▸ **TO DO**
Across the whole listing, return each line exactly, with no images included.

▸ **MATERIAL TO PROCESS**
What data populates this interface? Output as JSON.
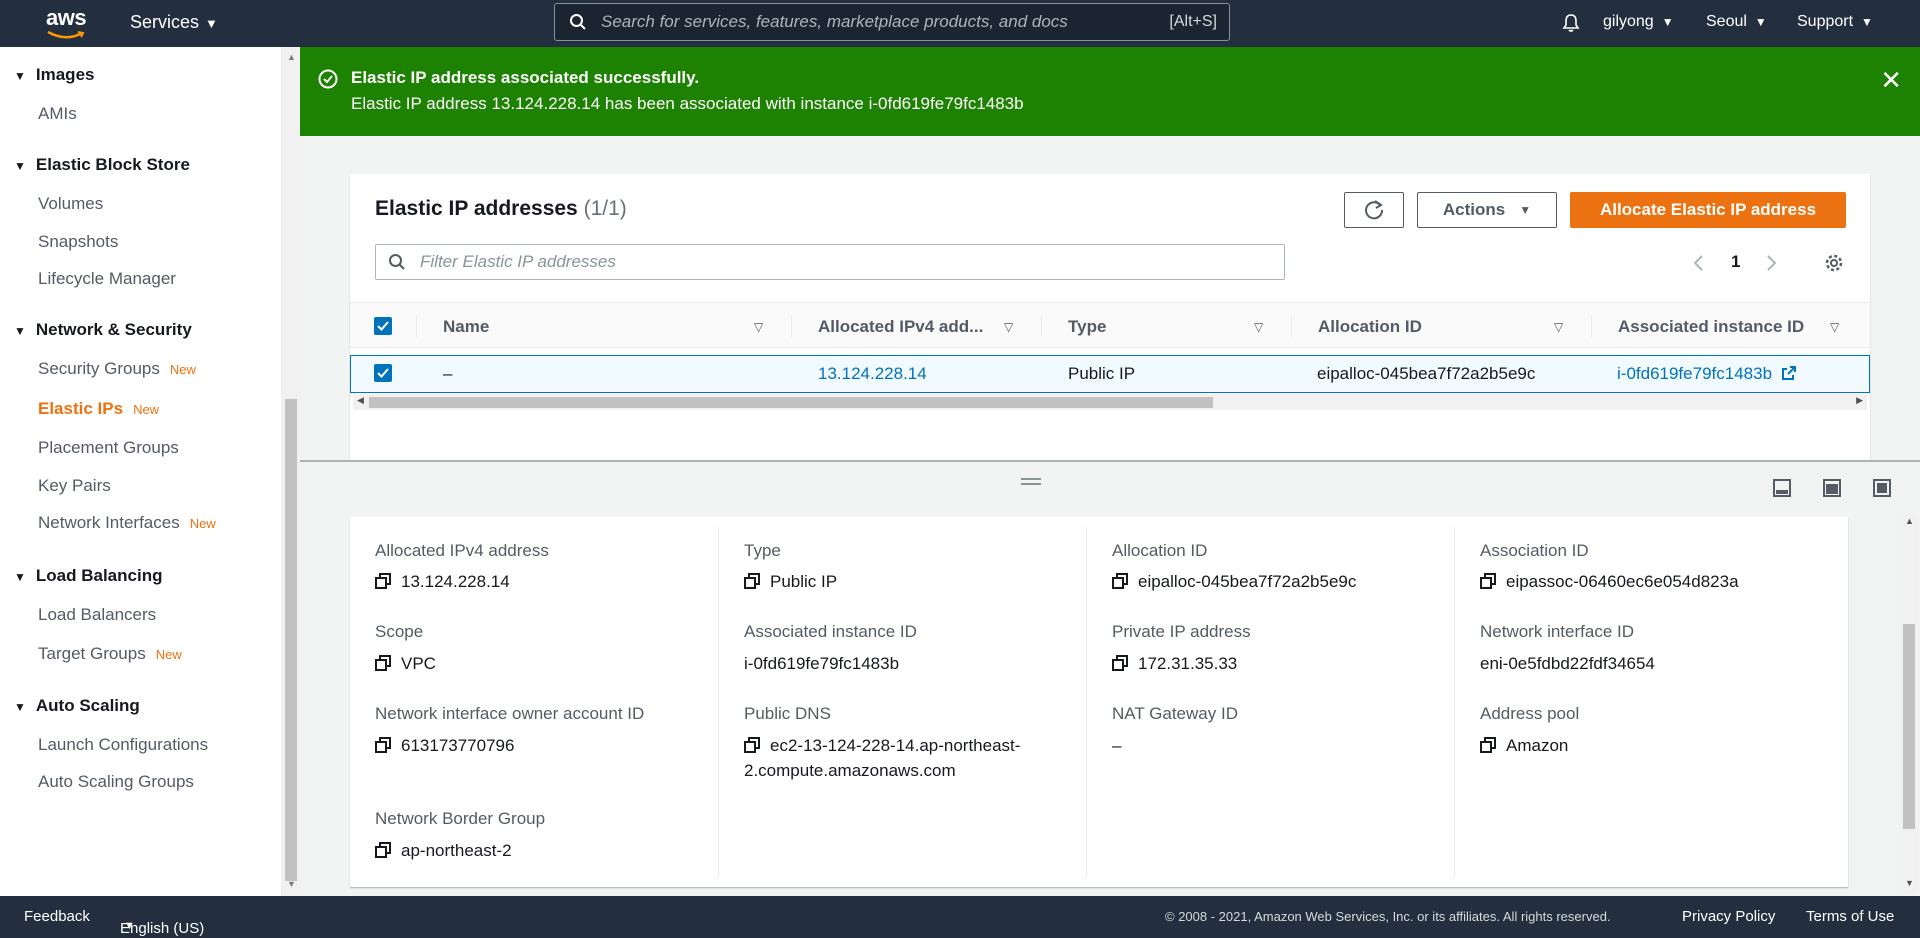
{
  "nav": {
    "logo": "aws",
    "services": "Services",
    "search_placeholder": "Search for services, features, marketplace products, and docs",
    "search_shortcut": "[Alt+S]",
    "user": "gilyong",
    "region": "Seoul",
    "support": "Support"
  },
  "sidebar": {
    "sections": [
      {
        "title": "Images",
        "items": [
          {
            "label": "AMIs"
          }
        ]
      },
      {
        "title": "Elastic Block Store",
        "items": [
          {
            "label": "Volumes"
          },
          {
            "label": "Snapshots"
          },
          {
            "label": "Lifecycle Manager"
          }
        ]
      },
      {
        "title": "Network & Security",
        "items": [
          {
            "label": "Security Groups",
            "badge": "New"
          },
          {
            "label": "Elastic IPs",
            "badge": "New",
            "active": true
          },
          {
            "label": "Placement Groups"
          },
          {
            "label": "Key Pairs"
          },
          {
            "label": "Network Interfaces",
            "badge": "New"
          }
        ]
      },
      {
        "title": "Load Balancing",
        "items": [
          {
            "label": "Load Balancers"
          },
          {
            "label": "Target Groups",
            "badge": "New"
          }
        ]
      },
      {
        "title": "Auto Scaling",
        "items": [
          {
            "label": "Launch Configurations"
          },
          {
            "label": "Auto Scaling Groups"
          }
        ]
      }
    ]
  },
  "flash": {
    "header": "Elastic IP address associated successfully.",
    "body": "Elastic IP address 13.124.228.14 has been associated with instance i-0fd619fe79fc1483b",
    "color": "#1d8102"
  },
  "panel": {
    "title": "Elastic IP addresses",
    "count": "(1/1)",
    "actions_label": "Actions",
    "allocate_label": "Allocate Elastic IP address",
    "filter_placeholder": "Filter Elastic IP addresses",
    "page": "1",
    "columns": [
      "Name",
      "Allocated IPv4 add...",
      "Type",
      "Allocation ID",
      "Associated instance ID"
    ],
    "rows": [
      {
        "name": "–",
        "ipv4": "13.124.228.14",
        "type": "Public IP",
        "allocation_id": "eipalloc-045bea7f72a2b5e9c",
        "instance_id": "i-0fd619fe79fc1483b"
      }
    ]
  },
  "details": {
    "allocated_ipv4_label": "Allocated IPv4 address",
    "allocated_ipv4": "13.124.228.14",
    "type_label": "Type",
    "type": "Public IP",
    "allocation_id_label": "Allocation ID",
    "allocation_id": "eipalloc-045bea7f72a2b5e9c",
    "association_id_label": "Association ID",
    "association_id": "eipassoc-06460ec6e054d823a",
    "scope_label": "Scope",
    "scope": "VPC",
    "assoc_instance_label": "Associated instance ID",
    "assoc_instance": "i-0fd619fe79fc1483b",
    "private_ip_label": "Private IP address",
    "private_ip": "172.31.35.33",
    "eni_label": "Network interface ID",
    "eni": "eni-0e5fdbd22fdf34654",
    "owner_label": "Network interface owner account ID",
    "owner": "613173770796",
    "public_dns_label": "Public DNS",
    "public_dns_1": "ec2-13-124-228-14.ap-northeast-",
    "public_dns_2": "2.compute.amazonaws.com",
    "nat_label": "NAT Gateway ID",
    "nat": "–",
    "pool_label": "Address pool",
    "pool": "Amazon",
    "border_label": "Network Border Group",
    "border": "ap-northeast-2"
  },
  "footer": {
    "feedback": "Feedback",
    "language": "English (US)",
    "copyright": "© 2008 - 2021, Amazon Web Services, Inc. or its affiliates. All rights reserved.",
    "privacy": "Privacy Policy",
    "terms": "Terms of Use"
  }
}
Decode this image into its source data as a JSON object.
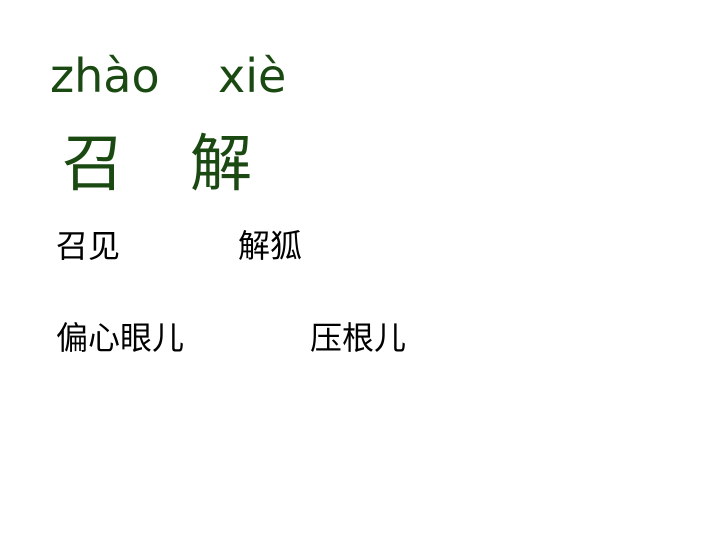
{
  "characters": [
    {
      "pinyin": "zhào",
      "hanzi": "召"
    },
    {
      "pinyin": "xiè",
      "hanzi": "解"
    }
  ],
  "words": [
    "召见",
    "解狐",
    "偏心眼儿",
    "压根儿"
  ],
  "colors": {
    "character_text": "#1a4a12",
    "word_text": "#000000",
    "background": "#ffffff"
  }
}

▸ **RESULT**
What data populates this interface? Output as JSON.
{
  "nav": {
    "logo": "aws",
    "services": "Services",
    "search_placeholder": "Search for services, features, marketplace products, and docs",
    "search_shortcut": "[Alt+S]",
    "user": "gilyong",
    "region": "Seoul",
    "support": "Support"
  },
  "sidebar": {
    "sections": [
      {
        "title": "Images",
        "items": [
          {
            "label": "AMIs"
          }
        ]
      },
      {
        "title": "Elastic Block Store",
        "items": [
          {
            "label": "Volumes"
          },
          {
            "label": "Snapshots"
          },
          {
            "label": "Lifecycle Manager"
          }
        ]
      },
      {
        "title": "Network & Security",
        "items": [
          {
            "label": "Security Groups",
            "badge": "New"
          },
          {
            "label": "Elastic IPs",
            "badge": "New",
            "active": true
          },
          {
            "label": "Placement Groups"
          },
          {
            "label": "Key Pairs"
          },
          {
            "label": "Network Interfaces",
            "badge": "New"
          }
        ]
      },
      {
        "title": "Load Balancing",
        "items": [
          {
            "label": "Load Balancers"
          },
          {
            "label": "Target Groups",
            "badge": "New"
          }
        ]
      },
      {
        "title": "Auto Scaling",
        "items": [
          {
            "label": "Launch Configurations"
          },
          {
            "label": "Auto Scaling Groups"
          }
        ]
      }
    ]
  },
  "flash": {
    "header": "Elastic IP address associated successfully.",
    "body": "Elastic IP address 13.124.228.14 has been associated with instance i-0fd619fe79fc1483b",
    "color": "#1d8102"
  },
  "panel": {
    "title": "Elastic IP addresses",
    "count": "(1/1)",
    "actions_label": "Actions",
    "allocate_label": "Allocate Elastic IP address",
    "filter_placeholder": "Filter Elastic IP addresses",
    "page": "1",
    "columns": [
      "Name",
      "Allocated IPv4 add...",
      "Type",
      "Allocation ID",
      "Associated instance ID"
    ],
    "rows": [
      {
        "name": "–",
        "ipv4": "13.124.228.14",
        "type": "Public IP",
        "allocation_id": "eipalloc-045bea7f72a2b5e9c",
        "instance_id": "i-0fd619fe79fc1483b"
      }
    ]
  },
  "details": {
    "allocated_ipv4_label": "Allocated IPv4 address",
    "allocated_ipv4": "13.124.228.14",
    "type_label": "Type",
    "type": "Public IP",
    "allocation_id_label": "Allocation ID",
    "allocation_id": "eipalloc-045bea7f72a2b5e9c",
    "association_id_label": "Association ID",
    "association_id": "eipassoc-06460ec6e054d823a",
    "scope_label": "Scope",
    "scope": "VPC",
    "assoc_instance_label": "Associated instance ID",
    "assoc_instance": "i-0fd619fe79fc1483b",
    "private_ip_label": "Private IP address",
    "private_ip": "172.31.35.33",
    "eni_label": "Network interface ID",
    "eni": "eni-0e5fdbd22fdf34654",
    "owner_label": "Network interface owner account ID",
    "owner": "613173770796",
    "public_dns_label": "Public DNS",
    "public_dns_1": "ec2-13-124-228-14.ap-northeast-",
    "public_dns_2": "2.compute.amazonaws.com",
    "nat_label": "NAT Gateway ID",
    "nat": "–",
    "pool_label": "Address pool",
    "pool": "Amazon",
    "border_label": "Network Border Group",
    "border": "ap-northeast-2"
  },
  "footer": {
    "feedback": "Feedback",
    "language": "English (US)",
    "copyright": "© 2008 - 2021, Amazon Web Services, Inc. or its affiliates. All rights reserved.",
    "privacy": "Privacy Policy",
    "terms": "Terms of Use"
  }
}
Decode this image into its source data as a JSON object.
{
  "characters": [
    {
      "pinyin": "zhào",
      "hanzi": "召"
    },
    {
      "pinyin": "xiè",
      "hanzi": "解"
    }
  ],
  "words": [
    "召见",
    "解狐",
    "偏心眼儿",
    "压根儿"
  ],
  "colors": {
    "character_text": "#1a4a12",
    "word_text": "#000000",
    "background": "#ffffff"
  }
}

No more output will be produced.